As Jesus warned 2000 years ago, people will not come to the light because it exposes their darkness. And men love darkness rather than light: “Rosie is angry with radical Christians, because radical Christians know a peace and resolve about their life that she has yet to find. She believes ‘radical Christianity’ is dangerous because she views it as something that will limit her ability to do what she wishes.”

But “freedom” apart from God always leads to slavery. “What she doesn’t understand is the incredible freedom she would find in embracing it.”

In the end, it does no good simply to renounce such anti-Christian bigotry. We need to pray for those who persecute us, as Jesus said. And we need to continue to lead lives which reflect Christ in a lost and broken world. Who knows, but needy folk like O’Donnell may yet come around. It hurts in the meantime, but our Lord led the way in this respect.

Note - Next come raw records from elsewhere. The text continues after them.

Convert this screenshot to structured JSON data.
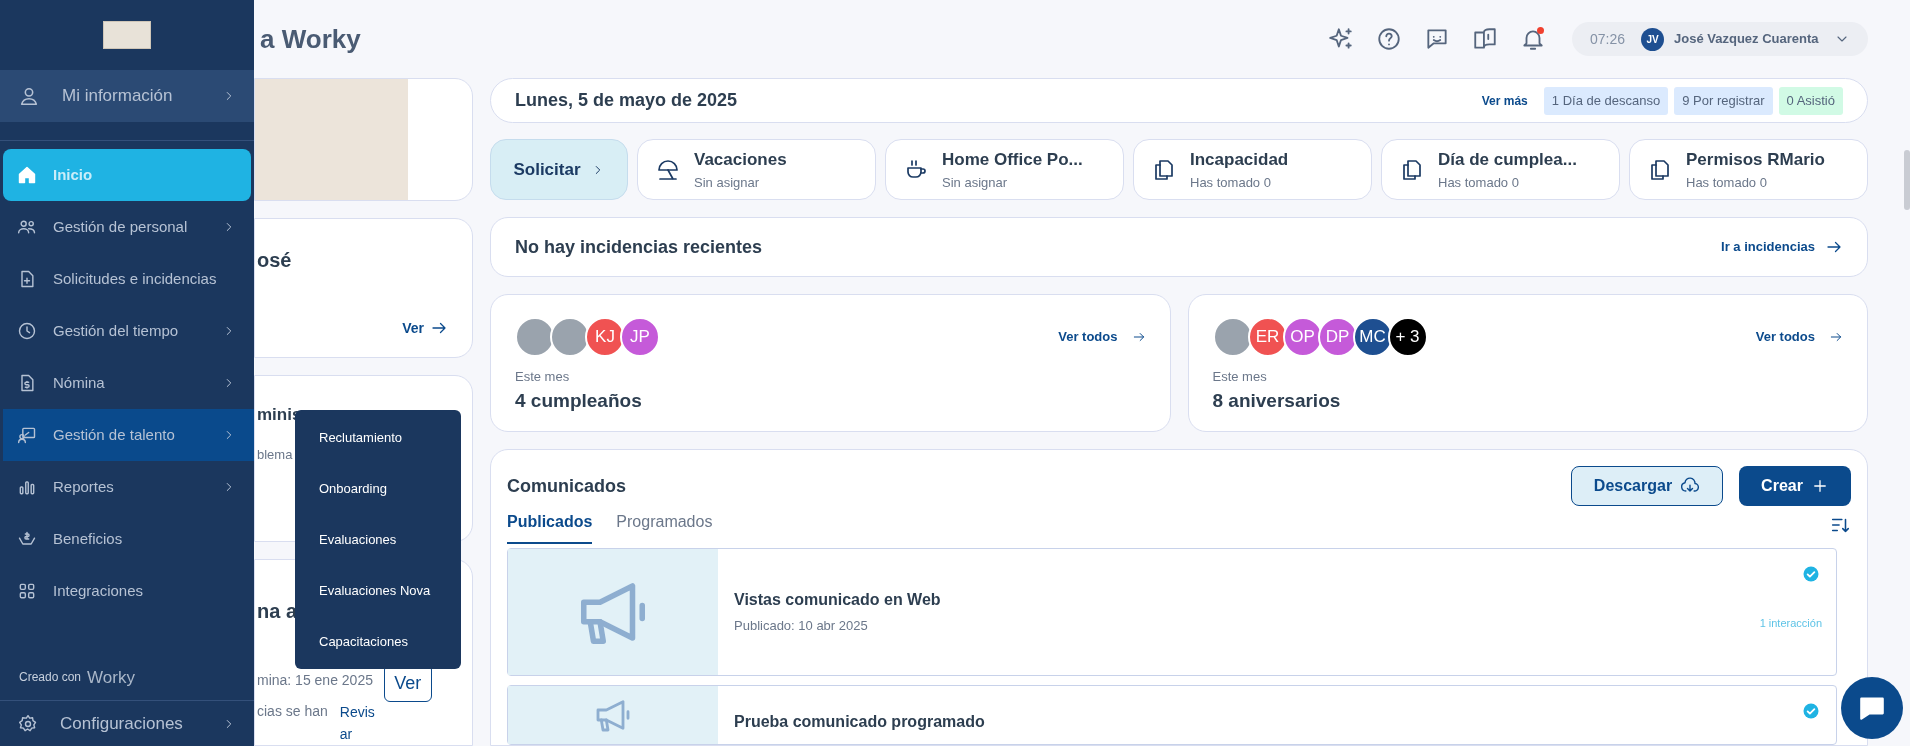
{
  "header": {
    "title": "a Worky",
    "time": "07:26",
    "user_initials": "JV",
    "user_name": "José Vazquez Cuarenta",
    "notification_dot": true
  },
  "sidebar": {
    "profile": {
      "label": "Mi información"
    },
    "items": [
      {
        "label": "Inicio",
        "selected": true,
        "hovered": false,
        "has_submenu": false
      },
      {
        "label": "Gestión de personal",
        "selected": false,
        "hovered": false,
        "has_submenu": true
      },
      {
        "label": "Solicitudes e incidencias",
        "selected": false,
        "hovered": false,
        "has_submenu": false
      },
      {
        "label": "Gestión del tiempo",
        "selected": false,
        "hovered": false,
        "has_submenu": true
      },
      {
        "label": "Nómina",
        "selected": false,
        "hovered": false,
        "has_submenu": true
      },
      {
        "label": "Gestión de talento",
        "selected": false,
        "hovered": true,
        "has_submenu": true
      },
      {
        "label": "Reportes",
        "selected": false,
        "hovered": false,
        "has_submenu": true
      },
      {
        "label": "Beneficios",
        "selected": false,
        "hovered": false,
        "has_submenu": false
      },
      {
        "label": "Integraciones",
        "selected": false,
        "hovered": false,
        "has_submenu": false
      }
    ],
    "created_with": "Creado con",
    "brand": "Worky",
    "settings": "Configuraciones"
  },
  "submenu": [
    "Reclutamiento",
    "Onboarding",
    "Evaluaciones",
    "Evaluaciones Nova",
    "Capacitaciones"
  ],
  "left_cards": {
    "greeting": "osé",
    "greeting_link": "Ver",
    "admin_title": "minis",
    "admin_text": "blema",
    "payroll_title": "na a",
    "payroll_date": "mina: 15 ene 2025",
    "payroll_text": "cias se han",
    "payroll_link": "Revis ar",
    "payroll_button": "Ver"
  },
  "date_bar": {
    "date": "Lunes, 5 de mayo de 2025",
    "link": "Ver más",
    "badges": [
      {
        "label": "1 Día de descanso",
        "color": "#dbeafe"
      },
      {
        "label": "9 Por registrar",
        "color": "#dbeafe"
      },
      {
        "label": "0 Asistió",
        "color": "#d1fae5"
      }
    ]
  },
  "requests": {
    "button": "Solicitar",
    "items": [
      {
        "title": "Vacaciones",
        "subtitle": "Sin asignar"
      },
      {
        "title": "Home Office Po...",
        "subtitle": "Sin asignar"
      },
      {
        "title": "Incapacidad",
        "subtitle": "Has tomado 0"
      },
      {
        "title": "Día de cumplea...",
        "subtitle": "Has tomado 0"
      },
      {
        "title": "Permisos RMario",
        "subtitle": "Has tomado 0"
      }
    ]
  },
  "incidents": {
    "text": "No hay incidencias recientes",
    "link": "Ir a incidencias"
  },
  "celebrations": [
    {
      "avatars": [
        {
          "kind": "photo"
        },
        {
          "kind": "photo"
        },
        {
          "kind": "initials",
          "text": "KJ",
          "color": "#f05252"
        },
        {
          "kind": "initials",
          "text": "JP",
          "color": "#c55ad9"
        }
      ],
      "link": "Ver todos",
      "caption": "Este mes",
      "count": "4 cumpleaños"
    },
    {
      "avatars": [
        {
          "kind": "photo"
        },
        {
          "kind": "initials",
          "text": "ER",
          "color": "#f05252"
        },
        {
          "kind": "initials",
          "text": "OP",
          "color": "#c55ad9"
        },
        {
          "kind": "initials",
          "text": "DP",
          "color": "#c55ad9"
        },
        {
          "kind": "initials",
          "text": "MC",
          "color": "#1e4f91"
        },
        {
          "kind": "initials",
          "text": "+ 3",
          "color": "#000000"
        }
      ],
      "link": "Ver todos",
      "caption": "Este mes",
      "count": "8 aniversarios"
    }
  ],
  "announcements": {
    "title": "Comunicados",
    "download": "Descargar",
    "create": "Crear",
    "tabs": [
      {
        "label": "Publicados",
        "selected": true
      },
      {
        "label": "Programados",
        "selected": false
      }
    ],
    "posts": [
      {
        "title": "Vistas comunicado en Web",
        "date": "Publicado: 10 abr 2025",
        "interactions": "1 interacción",
        "checked": true
      },
      {
        "title": "Prueba comunicado programado",
        "checked": true
      }
    ]
  }
}
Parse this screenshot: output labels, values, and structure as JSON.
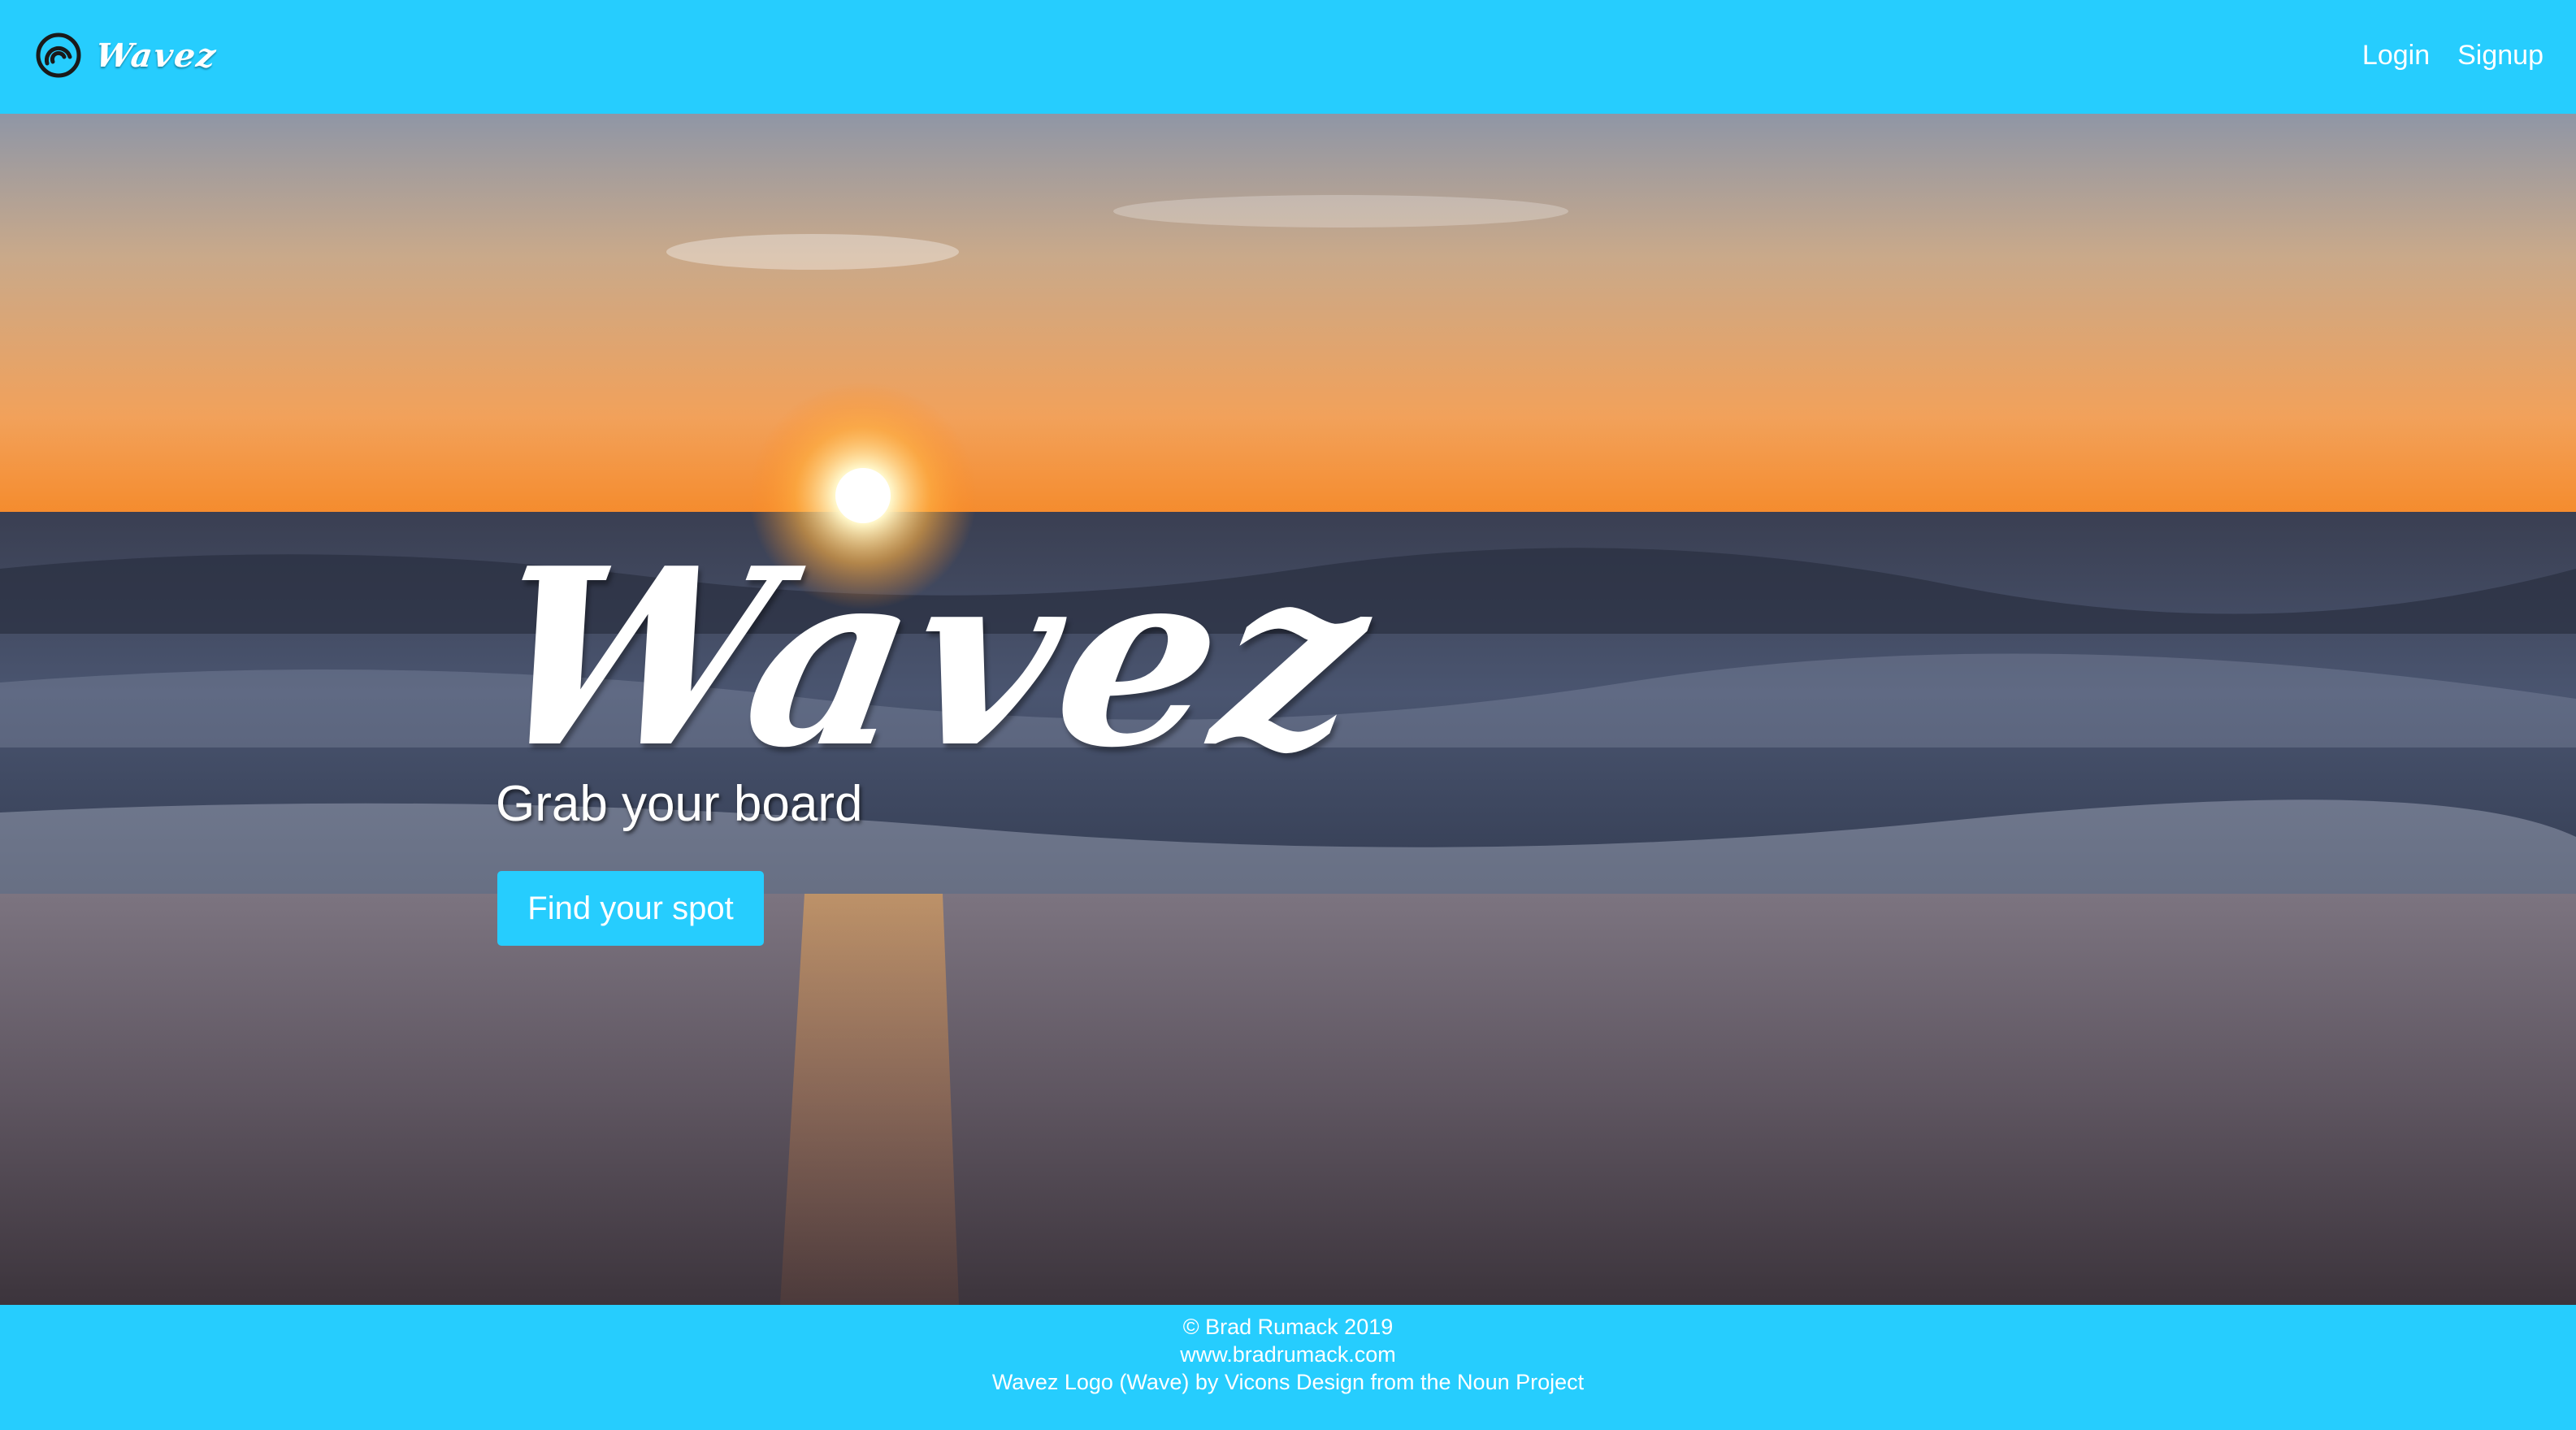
{
  "colors": {
    "accent": "#26cdfe",
    "text": "#ffffff"
  },
  "navbar": {
    "logo_icon": "wave-logo-icon",
    "brand_name": "Wavez",
    "links": [
      {
        "label": "Login"
      },
      {
        "label": "Signup"
      }
    ]
  },
  "hero": {
    "background": "beach-sunset-image",
    "title": "Wavez",
    "subtitle": "Grab your board",
    "button_label": "Find your spot"
  },
  "footer": {
    "copyright": "© Brad Rumack 2019",
    "website": "www.bradrumack.com",
    "credit": "Wavez Logo (Wave) by Vicons Design from the Noun Project"
  }
}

Discipleship is always costly, but persistence pays off.

www.townhall.com/columnists/KevinMcCullough/2006/09/17/in_defense_of_radical_christianity

[950 words]

2 Responses to Why All the Anti-Christian Bigotry?

  • Hey Bill,
    I don’t agree with Rosie O’Donnell’s statements either – she may be trying to reason that radical Christianity led to justification for the war in Iraq, but that’s too simplistic an arguement.
    As to what Kevin McCullough said, I think he is being a bit too simplistic too, and his comments seem to be just as attacking to non-Christians as Rosie’s comments to Christians were.
    As to me, I know that i rejected Christianity the day that my parents told me that the priest who baptised me had been missing from church for the last few weeks because he had been arrested for molesting the altar boys. To me, such a crime destroyed my whole sense of religion and to this day I don’t even feel properly baptised. While I acknowledge that this is an extreme example, I view it as an important factor that makes me disagree with McKullough’s that non-Christians persecute Christians because they see them as “in the light”
    Matt Page, Melbourne

  • Thanks Matt

    Yes it is terrible when people who claim to follow Jesus do such things. It is reprehensible and inexcusable. And it is possible Rosie also experienced some such experience as well. As I have said before, we believers have a huge responsibility to faithfully reflect the one we follow. Too often we fail miserably.

    Thus the only real help I can offer is to point people to Jesus. Not only does he never fail anyone, but he grieves more than anyone when his followers misuse and abuse his name. He lived a perfect life and died a sacrificial death so that we might get back into a love relationship with him.

    Many people do let Jesus transform them in wonderful ways. Unfortunately their stories are often left untold. I would like to think that for every abusive priest or pastor there are a hundred who are not.

    The bad news is everyone who turns to Jesus still struggles with the old ways, and transformation is often a lengthy and slow process. But genuine transformation is nonetheless a reality for many millions of Christians.

    The good news is Jesus remains totally gracious and loving toward us, if we are willing to avail ourselves of his gifts. But we must come empty handed to receive. I encourage you to let Jesus reveal himself to you.

    As much as religion has turned you off, why not take a fresh look at Jesus? Try reading the gospel of Mark and see what this Jesus is really like.

    Thanks again,
    Bill Muehlenberg, CultureWatch

Leave a Reply